It is a disgrace to Australia as an enlightened nation that there is no place where the original papers bearing on the discovery of the continent; the exploration and settlement of the states; the constitutional history and records of their courts of law and judicial and political institutions can be consulted by the student of history.[9]

As Principal Librarian Bladen occupied an influential post to push for the establishment of a records office, though despite his best efforts, nothing tangible occurred during this period. Bladen had undertaken a visit to Europe in 1902 looking at archives that influenced his thinking during this period. The concept of a records office was once more on the agenda with some powerful supporters. The Trustees of the PLNSW were pushing for a separate public records office for their own possibly more selfish reasons.
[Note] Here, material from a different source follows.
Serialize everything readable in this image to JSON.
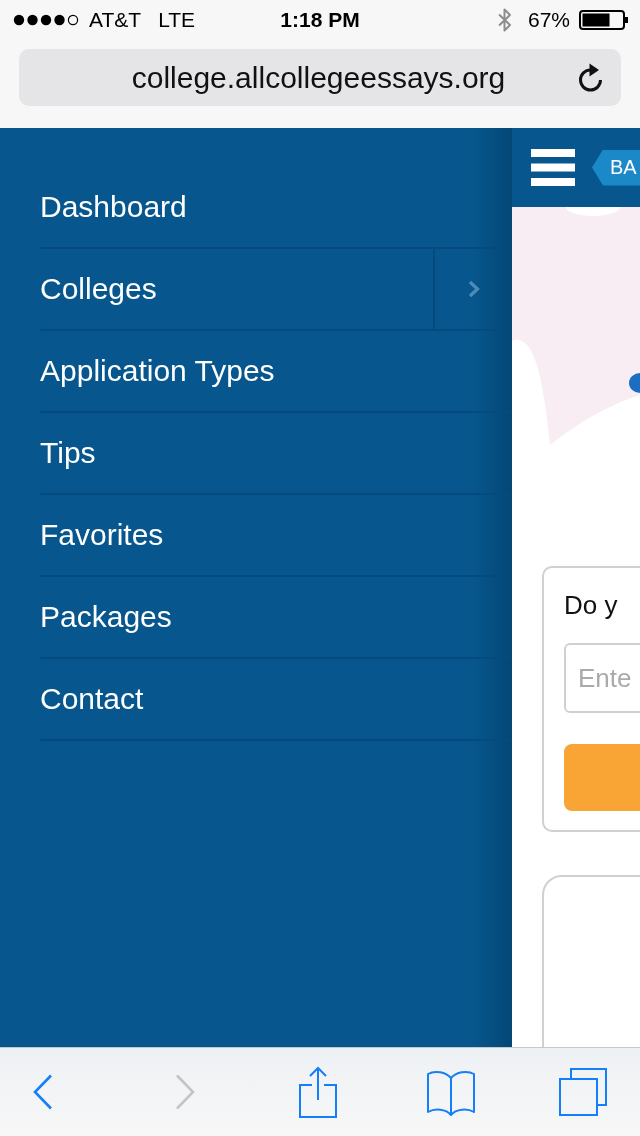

This was the construction of a suitable building not only to house the library collections of the State but also the archival collections.


[1] Bonwick to Parkes, 16 January 1884, Mitchell Library, State Library of NSW, Parkes correspondence, A9, p. 51.

[2] Bonwick to Parkes, 8 May 1885, Mitchell Library, State Library of NSW, Parkes Correspondence, Vol. 2, A872, p. 363.

[3] Sydney Morning Herald, 20 January 1894, p. 4.

[4] HRNSW, Vol. 1, (1), p. xi

[5] Bonwick to Parkes, 2 November 1891, Mitchell Library, State Library of NSW, Parkes Correspondence

[6] Ward, John M., ‘Barton, George Burnett (1836-1901)’, ADB, Vol. 3, pp. 113-115.

[7] Mitchell Library, State Library of NSW, Parkes Correspondence, Vol. 6, A876, p. 39.

[8] Fletcher, B.H., ‘Bladen, Frank Murcott (1858-1912)’, ADB, Supplementary Volume, pp. 33-34

[9] Bladen, F.M., Manuscript notebook on archives, Mitchell Library, State Library of NSW, C710, p. 12. .